The history of the lottery can be traced back to ancient times, when people used to draw lots to determine who would get property or land. It became an increasingly popular form of taxation during the early American colonies, and Benjamin Franklin held a lottery to raise funds for cannons for defense of Philadelphia. George Washington managed a lottery to sell land and slaves for military purposes, and rare lotteries tickets with his signature are collector items. State governments often outsource the operation of a lottery to a private company, and private companies also promote lottery games by advertising in newspapers and other media.
Many state governments regulate the lottery, and most have a dedicated division to oversee its operations. These divisions select and license retailers, train employees of these retail stores to use lottery terminals, promote and sell lottery tickets, and make sure that retailers and players comply with lottery laws and rules. They may also oversee high-tier prizes, and they can distribute winning tickets to players. In addition, many states collect income taxes on lottery winnings and withhold them from checks, while others do not.

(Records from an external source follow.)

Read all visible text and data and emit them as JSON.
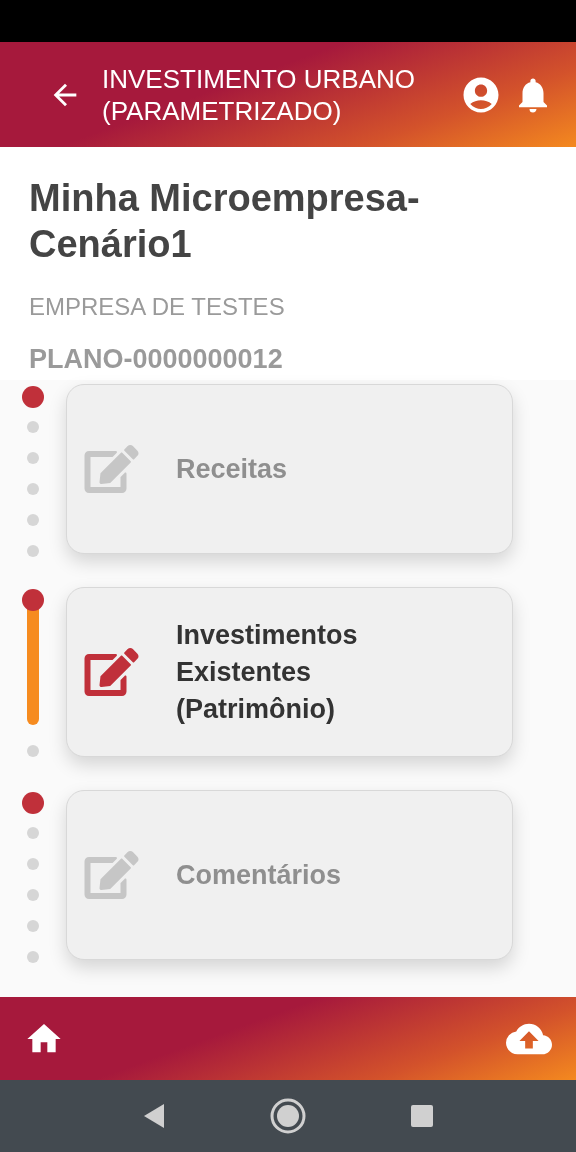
{
  "header": {
    "title": "INVESTIMENTO URBANO (PARAMETRIZADO)"
  },
  "plan": {
    "name": "Minha Microempresa-Cenário1",
    "company": "EMPRESA DE TESTES",
    "code": "PLANO-0000000012"
  },
  "steps": [
    {
      "label": "Receitas",
      "selected": false
    },
    {
      "label": "Investimentos Existentes (Patrimônio)",
      "selected": true
    },
    {
      "label": "Comentários",
      "selected": false
    }
  ]
}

One of the main messages that state-run lotteries convey is that playing is a good thing, and it’s important to support the lottery as a way to help your community. This message glosses over the fact that the lottery is a costly form of gambling, and it reinforces the notion that wealth is earned through hard work, and that success is rewarded with opportunity.

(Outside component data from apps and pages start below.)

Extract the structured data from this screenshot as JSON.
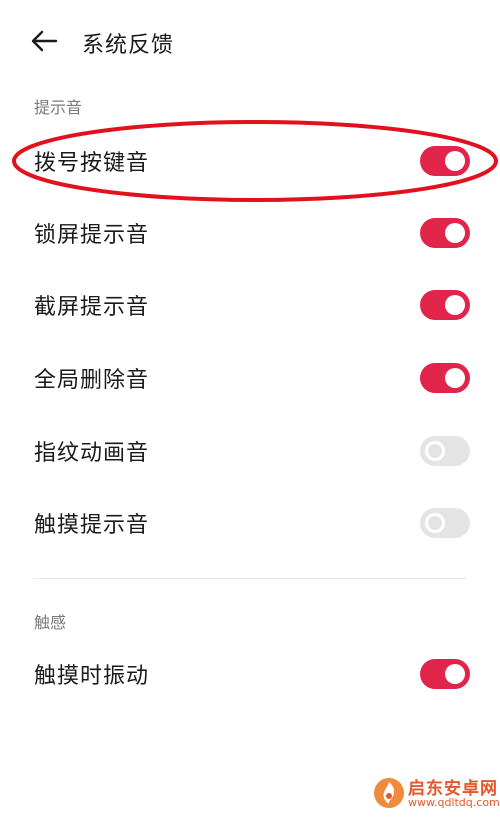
{
  "header": {
    "title": "系统反馈",
    "back_icon": "arrow-left-icon"
  },
  "sections": {
    "sounds_label": "提示音",
    "haptics_label": "触感"
  },
  "settings": [
    {
      "label": "拨号按键音",
      "enabled": true
    },
    {
      "label": "锁屏提示音",
      "enabled": true
    },
    {
      "label": "截屏提示音",
      "enabled": true
    },
    {
      "label": "全局删除音",
      "enabled": true
    },
    {
      "label": "指纹动画音",
      "enabled": false
    },
    {
      "label": "触摸提示音",
      "enabled": false
    },
    {
      "label": "触摸时振动",
      "enabled": true
    }
  ],
  "colors": {
    "toggle_on": "#e0244a",
    "toggle_off": "#e4e4e4",
    "annotation": "#e3101e",
    "watermark": "#e4572e"
  },
  "watermark": {
    "name": "启东安卓网",
    "url": "www.qdltdq.com"
  }
}
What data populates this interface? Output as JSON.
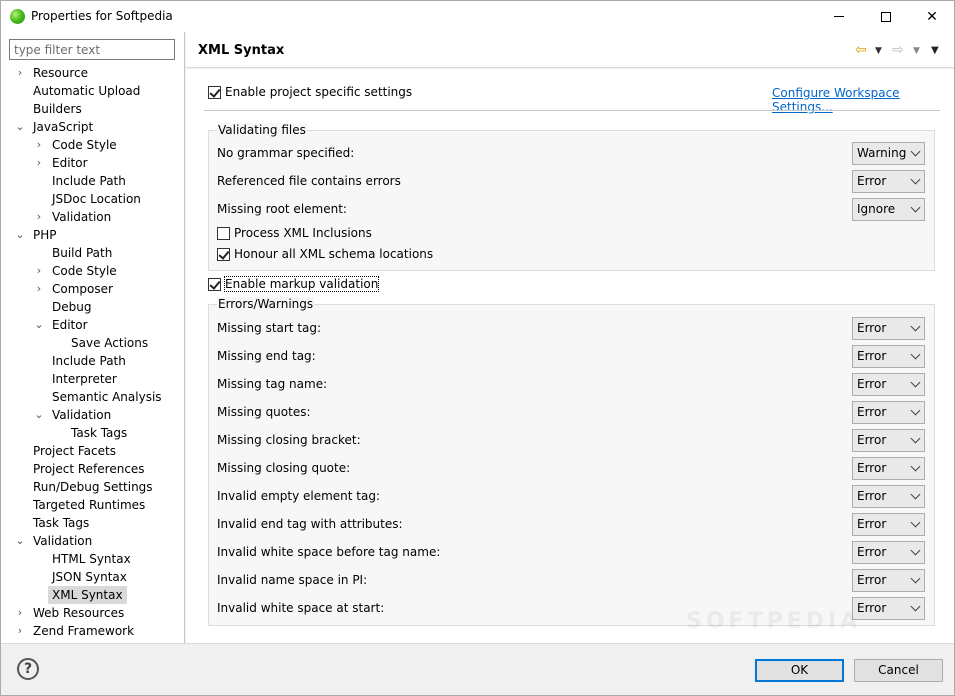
{
  "window": {
    "title": "Properties for Softpedia",
    "minimize": "–",
    "maximize": "□",
    "close": "✕"
  },
  "sidebar": {
    "filter_placeholder": "type filter text",
    "items": [
      {
        "label": "Resource",
        "depth": 0,
        "twisty": "collapsed"
      },
      {
        "label": "Automatic Upload",
        "depth": 0,
        "twisty": "none"
      },
      {
        "label": "Builders",
        "depth": 0,
        "twisty": "none"
      },
      {
        "label": "JavaScript",
        "depth": 0,
        "twisty": "expanded"
      },
      {
        "label": "Code Style",
        "depth": 1,
        "twisty": "collapsed"
      },
      {
        "label": "Editor",
        "depth": 1,
        "twisty": "collapsed"
      },
      {
        "label": "Include Path",
        "depth": 1,
        "twisty": "none"
      },
      {
        "label": "JSDoc Location",
        "depth": 1,
        "twisty": "none"
      },
      {
        "label": "Validation",
        "depth": 1,
        "twisty": "collapsed"
      },
      {
        "label": "PHP",
        "depth": 0,
        "twisty": "expanded"
      },
      {
        "label": "Build Path",
        "depth": 1,
        "twisty": "none"
      },
      {
        "label": "Code Style",
        "depth": 1,
        "twisty": "collapsed"
      },
      {
        "label": "Composer",
        "depth": 1,
        "twisty": "collapsed"
      },
      {
        "label": "Debug",
        "depth": 1,
        "twisty": "none"
      },
      {
        "label": "Editor",
        "depth": 1,
        "twisty": "expanded"
      },
      {
        "label": "Save Actions",
        "depth": 2,
        "twisty": "none"
      },
      {
        "label": "Include Path",
        "depth": 1,
        "twisty": "none"
      },
      {
        "label": "Interpreter",
        "depth": 1,
        "twisty": "none"
      },
      {
        "label": "Semantic Analysis",
        "depth": 1,
        "twisty": "none"
      },
      {
        "label": "Validation",
        "depth": 1,
        "twisty": "expanded"
      },
      {
        "label": "Task Tags",
        "depth": 2,
        "twisty": "none"
      },
      {
        "label": "Project Facets",
        "depth": 0,
        "twisty": "none"
      },
      {
        "label": "Project References",
        "depth": 0,
        "twisty": "none"
      },
      {
        "label": "Run/Debug Settings",
        "depth": 0,
        "twisty": "none"
      },
      {
        "label": "Targeted Runtimes",
        "depth": 0,
        "twisty": "none"
      },
      {
        "label": "Task Tags",
        "depth": 0,
        "twisty": "none"
      },
      {
        "label": "Validation",
        "depth": 0,
        "twisty": "expanded"
      },
      {
        "label": "HTML Syntax",
        "depth": 1,
        "twisty": "none"
      },
      {
        "label": "JSON Syntax",
        "depth": 1,
        "twisty": "none"
      },
      {
        "label": "XML Syntax",
        "depth": 1,
        "twisty": "none",
        "selected": true
      },
      {
        "label": "Web Resources",
        "depth": 0,
        "twisty": "collapsed"
      },
      {
        "label": "Zend Framework",
        "depth": 0,
        "twisty": "collapsed"
      }
    ]
  },
  "header": {
    "title": "XML Syntax",
    "back_icon": "back-arrow-icon",
    "forward_icon": "forward-arrow-icon"
  },
  "settings": {
    "enable_project": {
      "label": "Enable project specific settings",
      "checked": true
    },
    "configure_link": "Configure Workspace Settings...",
    "validating_files": {
      "title": "Validating files",
      "rows": [
        {
          "label": "No grammar specified:",
          "value": "Warning"
        },
        {
          "label": "Referenced file contains errors",
          "value": "Error"
        },
        {
          "label": "Missing root element:",
          "value": "Ignore"
        }
      ],
      "process_xinclude": {
        "label": "Process XML Inclusions",
        "checked": false
      },
      "honour_schema": {
        "label": "Honour all XML schema locations",
        "checked": true
      }
    },
    "enable_markup": {
      "label": "Enable markup validation",
      "checked": true
    },
    "errors_warnings": {
      "title": "Errors/Warnings",
      "rows": [
        {
          "label": "Missing start tag:",
          "value": "Error"
        },
        {
          "label": "Missing end tag:",
          "value": "Error"
        },
        {
          "label": "Missing tag name:",
          "value": "Error"
        },
        {
          "label": "Missing quotes:",
          "value": "Error"
        },
        {
          "label": "Missing closing bracket:",
          "value": "Error"
        },
        {
          "label": "Missing closing quote:",
          "value": "Error"
        },
        {
          "label": "Invalid empty element tag:",
          "value": "Error"
        },
        {
          "label": "Invalid end tag with attributes:",
          "value": "Error"
        },
        {
          "label": "Invalid white space before tag name:",
          "value": "Error"
        },
        {
          "label": "Invalid name space in PI:",
          "value": "Error"
        },
        {
          "label": "Invalid white space at start:",
          "value": "Error"
        }
      ]
    }
  },
  "footer": {
    "help": "?",
    "ok": "OK",
    "cancel": "Cancel"
  },
  "watermark": "SOFTPEDIA"
}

Another message that state-run lotteries convey is the idea that winning the lottery will solve all of your problems. While winning the lottery can certainly provide some financial relief, it’s a false hope, and you should never treat it as a solution to life’s challenges. God forbids covetousness (Exodus 20:17), and it is foolish to think that you can buy happiness with money.

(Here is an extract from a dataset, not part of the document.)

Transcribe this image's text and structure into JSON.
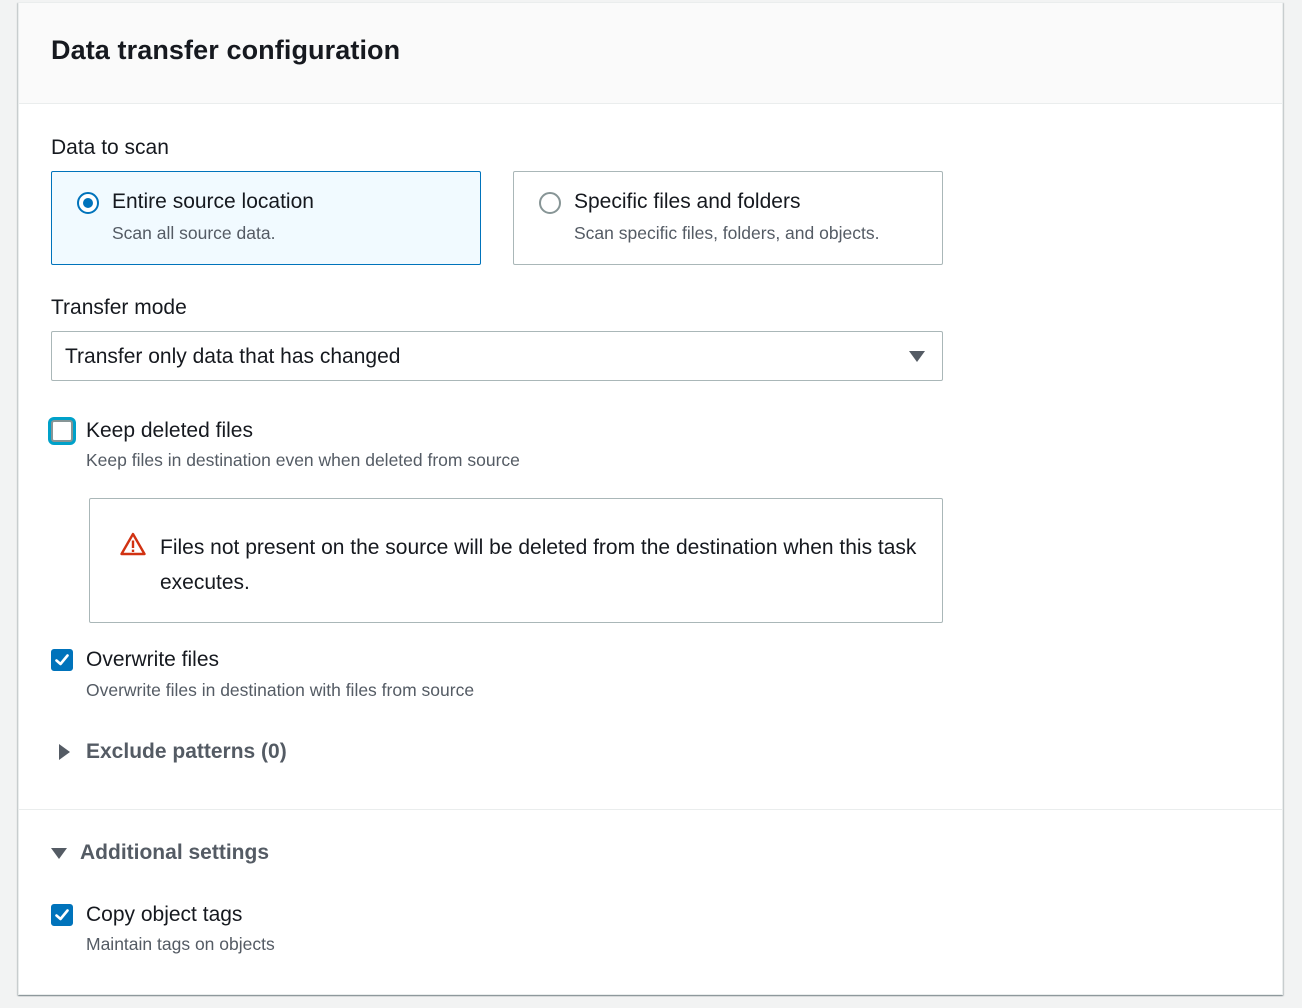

Many people play the lottery because they want to feel that their lives have meaning. Even if you don’t win the jackpot, a lottery is still an enjoyable way to spend your spare change. However, the odds of winning are pretty low, so you should be prepared to lose a significant amount of your own money. Fortunately, you can always gamble again next week. Just remember to budget your expenses carefully. And don’t forget to pay your taxes! Good luck!